Issues that relate to levels of analysis are some of the most vexing ones in social science, both theoretically and empirically. I plan to post on levels issues over the coming week or so. Today’s topic: Homogeneity and heterogeneity across levels of analysis.A prevalent idea is that concentrating on one level of analysis — say, the industry — implies that lower levels of analysis are claimed to be populated by homogenous entities. Thus, the industry analyst when conducting his analysis assumes that incumbent firms are homogenous (an argument that I have often heard adherents of the resource-based view launch against Porter style strategic management theory). Or, capabilities theorists must assume that lower level entities — that is, individuals — are more or less homogenous, an argument made by Teppo Felin and William Hesterly in their forthcoming AMR paper, “The Knowledge-based View, Heterogeneity, and New Value Creation.”
Sometimes the stronger argument is made that this assumption somehow follows with some kind of necessity; thus, analysis at one level of analysist must imply that lower level entities are homogenous (the much cited 1994 AMR paper by Klein, Dansereau, and Hall seems close to asserting this).
It is far from clear on what basis these arguments are made.
One possibility is that those who make these arguments are making an ontological claim. This is how I interpret e.g. Teppo and Bill’s paper. They essentially argue that capabilities theorists really think that people/employees are homogeneous (and can therefore be “rounded out”), so that all the action (e.g., competitive advantage) takes place on the level of capabilities.
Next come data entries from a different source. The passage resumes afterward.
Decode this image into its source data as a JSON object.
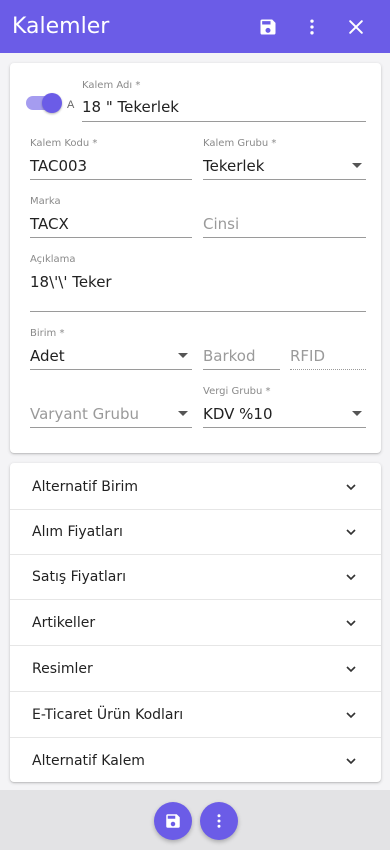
{
  "appbar": {
    "title": "Kalemler",
    "actions": [
      {
        "icon": "save-icon"
      },
      {
        "icon": "more-vertical-icon"
      },
      {
        "icon": "close-icon"
      }
    ],
    "color": "#6b5ce7"
  },
  "form": {
    "active_toggle": {
      "on": true,
      "tail_text": "A"
    },
    "kalem_adi": {
      "label": "Kalem Adı *",
      "value": "18 \" Tekerlek"
    },
    "kalem_kodu": {
      "label": "Kalem Kodu *",
      "value": "TAC003"
    },
    "kalem_grubu": {
      "label": "Kalem Grubu *",
      "value": "Tekerlek"
    },
    "marka": {
      "label": "Marka",
      "value": "TACX"
    },
    "cinsi": {
      "placeholder": "Cinsi"
    },
    "aciklama": {
      "label": "Açıklama",
      "value": "18\\'\\' Teker"
    },
    "birim": {
      "label": "Birim *",
      "value": "Adet"
    },
    "barkod": {
      "placeholder": "Barkod"
    },
    "rfid": {
      "placeholder": "RFID"
    },
    "varyant_grubu": {
      "placeholder": "Varyant Grubu"
    },
    "vergi_grubu": {
      "label": "Vergi Grubu *",
      "value": "KDV %10"
    }
  },
  "accordion": [
    {
      "label": "Alternatif Birim"
    },
    {
      "label": "Alım Fiyatları"
    },
    {
      "label": "Satış Fiyatları"
    },
    {
      "label": "Artikeller"
    },
    {
      "label": "Resimler"
    },
    {
      "label": "E-Ticaret Ürün Kodları"
    },
    {
      "label": "Alternatif Kalem"
    }
  ],
  "bottom_actions": [
    {
      "icon": "save-icon"
    },
    {
      "icon": "more-vertical-icon"
    }
  ]
}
Another possibility is that homogeneity is introduced for epistemic reasons, specifically the analyst’s bounded rationality — á la “We know that the micro-structure is exceedingly complex; therefore, we concentrate on macro phenomena, and we don’t lose any essential information by neglecting the heterogeneity of the micro phenomena — i.e., we might as well assume that they are homogenous”.
Both interpretations seem to me to make sense. What does not, however, make sense is the position that concentrating the analysis on one level of analysis must necessarily imply that the lower levels are populated by homogenous entities. For example, when economists do price theory the analysis takes place at the level of a market. However, analysis of individual agents and their choices are necessary to “build” the analysis. This does not imply with any degree of necessity that the analyzed agents are homogenous. Sure, it may be convenient to make this assumption and focus on a single representative agent (as in the Pigou/Robinson analysis of the firm in price theory), but there simply is no logical necessity involved.